31 March 2017, the BVI Administrative Court held that statutory requests and notices issued for the mutual exchange of information should be subject to the same principles of fairness as any other decision or act made by a functionary of a public body, which cannot be eclipsed by a duty of confidentiality.
In Quiver Inc. & Friar Tuck Ltd. v International Tax Authority, two BVI companies were granted leave to challenge the issue by the BVI International Tax Authority (ITA) of Notices under section 5(1) of the Mutual Legal Assistance (Tax Matters) Act 2003 to produce information for the purpose of the BVI complying with a request from another state under a tax information exchange agreement (TIEA).
It was the ITA’s practice not to provide the recipient of such a Notice with information in respect of the underlying request – the requesting state, the nature of the underlying investigation, the taxpayer involved, the tax period concerned or the applicable foreign tax laws. It was argued on behalf of the companies that this denied them the basic right of procedural fairness and was unfair and unconstitutional.
The BVI Administrative Court found there was at common law a duty of procedural fairness to which public bodies like the ITA are subject, particularly when exercising functions with a power of compulsion. This required that the ITA furnish the companies with sufficient information to enable them to determine whether the Notices were lawfully issued or were liable to challenge and susceptible to being quashed.

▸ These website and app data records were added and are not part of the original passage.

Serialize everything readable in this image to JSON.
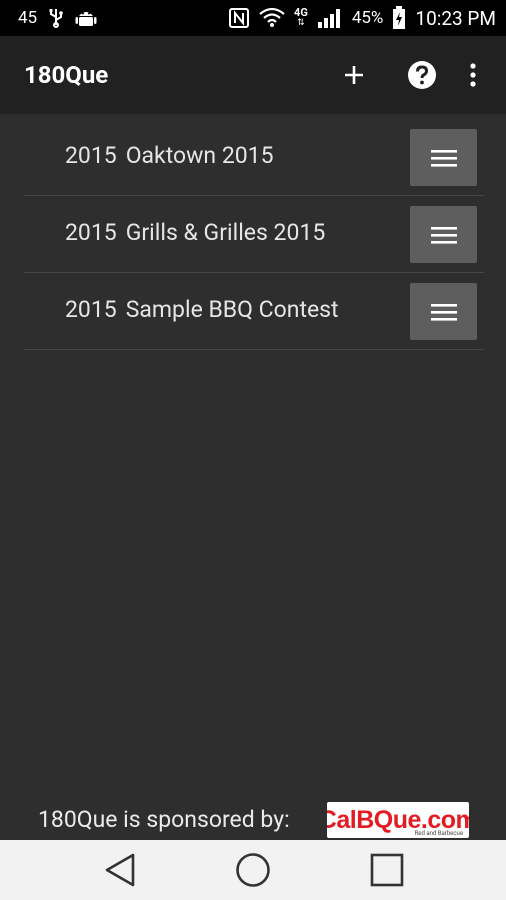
{
  "status_bar": {
    "notification_count": "45",
    "battery": "45%",
    "network": "4G",
    "time": "10:23 PM",
    "icons": [
      "usb-icon",
      "android-icon",
      "nfc-icon",
      "wifi-icon",
      "signal-icon",
      "battery-icon"
    ]
  },
  "app_bar": {
    "title": "180Que",
    "actions": [
      "add-icon",
      "help-icon",
      "more-vert-icon"
    ]
  },
  "contests": [
    {
      "year": "2015",
      "name": "Oaktown 2015"
    },
    {
      "year": "2015",
      "name": "Grills & Grilles 2015"
    },
    {
      "year": "2015",
      "name": "Sample BBQ Contest"
    }
  ],
  "sponsor": {
    "text": "180Que is sponsored by:",
    "logo_cal": "Cal",
    "logo_bque": "BQue",
    "logo_com": ".com",
    "logo_tagline": "Red and Barbecue"
  },
  "colors": {
    "background": "#2e2e2e",
    "app_bar": "#212121",
    "row_button": "#5e5e5e",
    "logo_red": "#e31b23"
  }
}
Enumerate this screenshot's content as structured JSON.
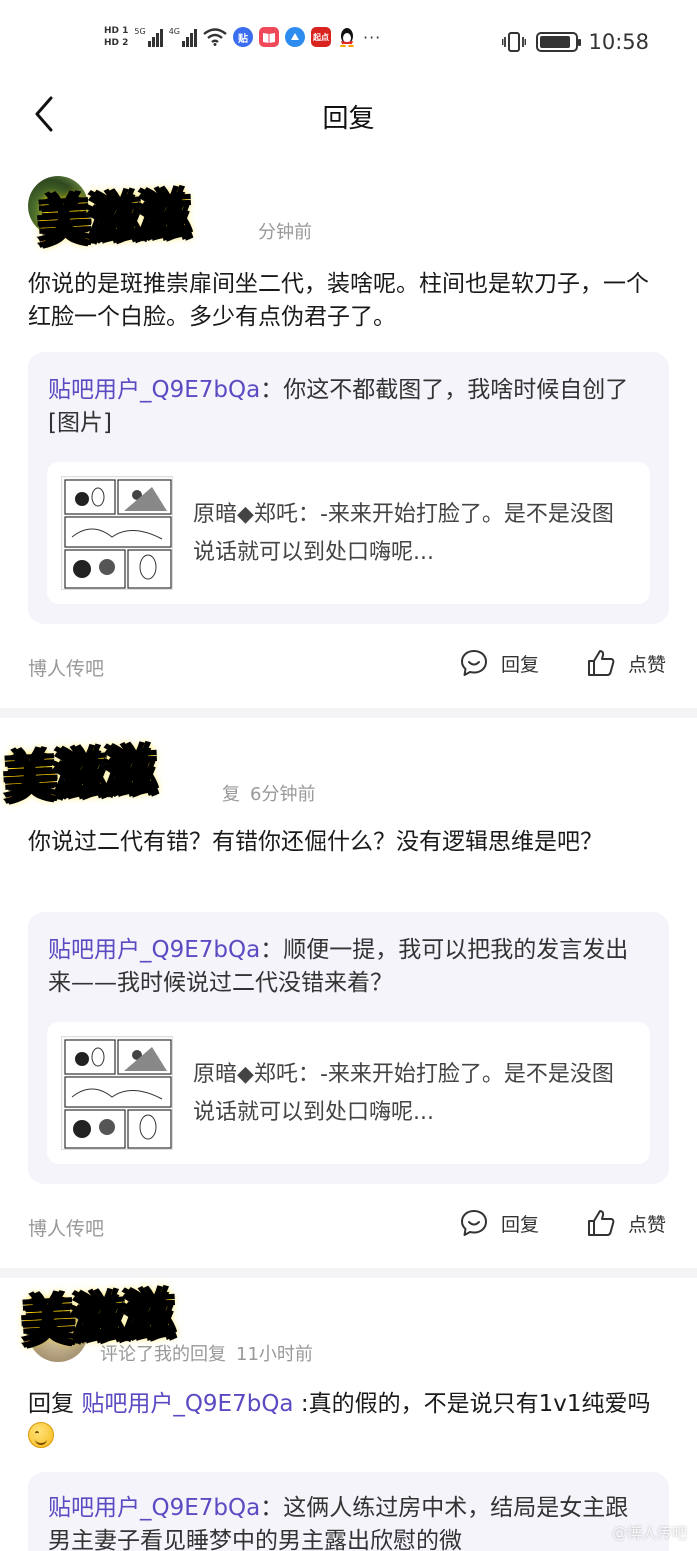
{
  "status_bar": {
    "hd1": "HD 1",
    "hd2": "HD 2",
    "net1": "5G",
    "net2": "4G",
    "time": "10:58",
    "more": "···",
    "app_badge_tieba": "贴",
    "app_badge_qidian": "起点"
  },
  "nav": {
    "title": "回复"
  },
  "sticker_text": "美滋滋",
  "cards": [
    {
      "meta_time": "分钟前",
      "comment": "你说的是斑推崇扉间坐二代，装啥呢。柱间也是软刀子，一个红脸一个白脸。多少有点伪君子了。",
      "quote_user": "贴吧用户_Q9E7bQa",
      "quote_sep": "：",
      "quote_text": "你这不都截图了，我啥时候自创了[图片]",
      "inner_user": "原暗◆郑吒",
      "inner_sep": "：",
      "inner_text": "-来来开始打脸了。是不是没图说话就可以到处口嗨呢...",
      "forum": "博人传吧",
      "reply_label": "回复",
      "like_label": "点赞"
    },
    {
      "meta_action_tail": "复",
      "meta_time": "6分钟前",
      "comment": "你说过二代有错？有错你还倔什么？没有逻辑思维是吧？",
      "quote_user": "贴吧用户_Q9E7bQa",
      "quote_sep": "：",
      "quote_text": "顺便一提，我可以把我的发言发出来——我时候说过二代没错来着？",
      "inner_user": "原暗◆郑吒",
      "inner_sep": "：",
      "inner_text": "-来来开始打脸了。是不是没图说话就可以到处口嗨呢...",
      "forum": "博人传吧",
      "reply_label": "回复",
      "like_label": "点赞"
    },
    {
      "meta_action": "评论了我的回复",
      "meta_time": "11小时前",
      "comment_prefix": "回复 ",
      "comment_mention": "贴吧用户_Q9E7bQa",
      "comment_rest": " :真的假的，不是说只有1v1纯爱吗",
      "quote_user": "贴吧用户_Q9E7bQa",
      "quote_sep": "：",
      "quote_text": "这俩人练过房中术，结局是女主跟男主妻子看见睡梦中的男主露出欣慰的微"
    }
  ],
  "watermark": "@博人传吧",
  "colors": {
    "mention": "#5a4bc2",
    "quote_bg": "#f5f4fb",
    "meta_gray": "#999999"
  }
}
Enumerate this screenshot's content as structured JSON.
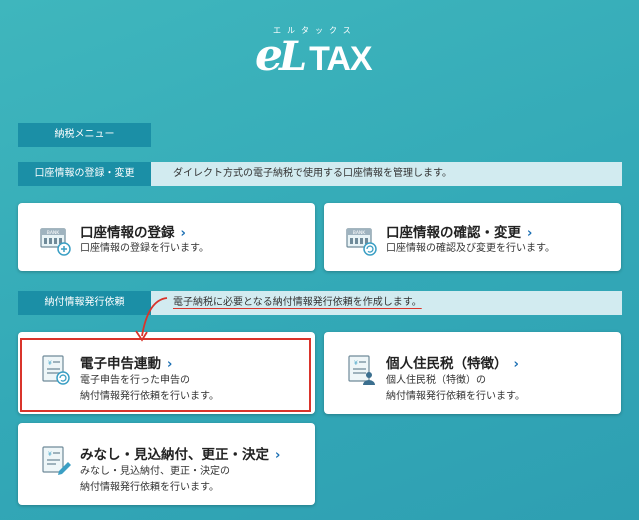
{
  "logo": {
    "kana": "エルタックス",
    "e": "e",
    "l": "L",
    "tax": "TAX"
  },
  "menu_tag": "納税メニュー",
  "sections": [
    {
      "label": "口座情報の登録・変更",
      "description": "ダイレクト方式の電子納税で使用する口座情報を管理します。"
    },
    {
      "label": "納付情報発行依頼",
      "description": "電子納税に必要となる納付情報発行依頼を作成します。"
    }
  ],
  "cards": [
    {
      "title": "口座情報の登録",
      "lines": [
        "口座情報の登録を行います。"
      ],
      "icon": "bank-add-icon"
    },
    {
      "title": "口座情報の確認・変更",
      "lines": [
        "口座情報の確認及び変更を行います。"
      ],
      "icon": "bank-refresh-icon"
    },
    {
      "title": "電子申告連動",
      "lines": [
        "電子申告を行った申告の",
        "納付情報発行依頼を行います。"
      ],
      "icon": "document-refresh-icon"
    },
    {
      "title": "個人住民税（特徴）",
      "lines": [
        "個人住民税（特徴）の",
        "納付情報発行依頼を行います。"
      ],
      "icon": "document-person-icon"
    },
    {
      "title": "みなし・見込納付、更正・決定",
      "lines": [
        "みなし・見込納付、更正・決定の",
        "納付情報発行依頼を行います。"
      ],
      "icon": "document-edit-icon"
    }
  ],
  "chevron": "›",
  "colors": {
    "accent": "#1b8fa6",
    "link": "#1b6fb3",
    "highlight": "#d9342b",
    "section_bg": "#d2ebf0"
  }
}
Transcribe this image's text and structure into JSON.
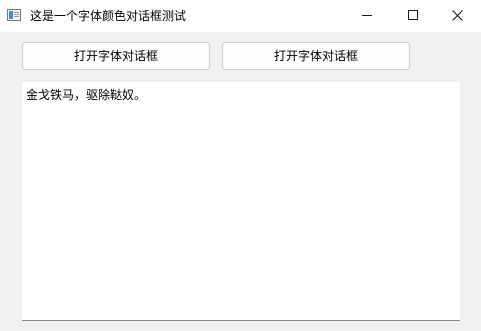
{
  "window": {
    "title": "这是一个字体颜色对话框测试"
  },
  "titlebar_icons": {
    "app": "app-window-icon",
    "minimize": "minimize-icon",
    "maximize": "maximize-icon",
    "close": "close-icon"
  },
  "buttons": {
    "open_font_dialog_1": "打开字体对话框",
    "open_font_dialog_2": "打开字体对话框"
  },
  "editor": {
    "text": "金戈铁马，驱除鞑奴。"
  }
}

In agreeing with the companies’ submissions, Ellis J. expressly rejected the ITA’s argument that the duty of confidentiality to which they it is subject prevails over common law rights of procedural fairness. He made an order of mandamus requiring that the ITA disclose to the companies sufficient information about the request to enable them to assess whether or not the requests were valid.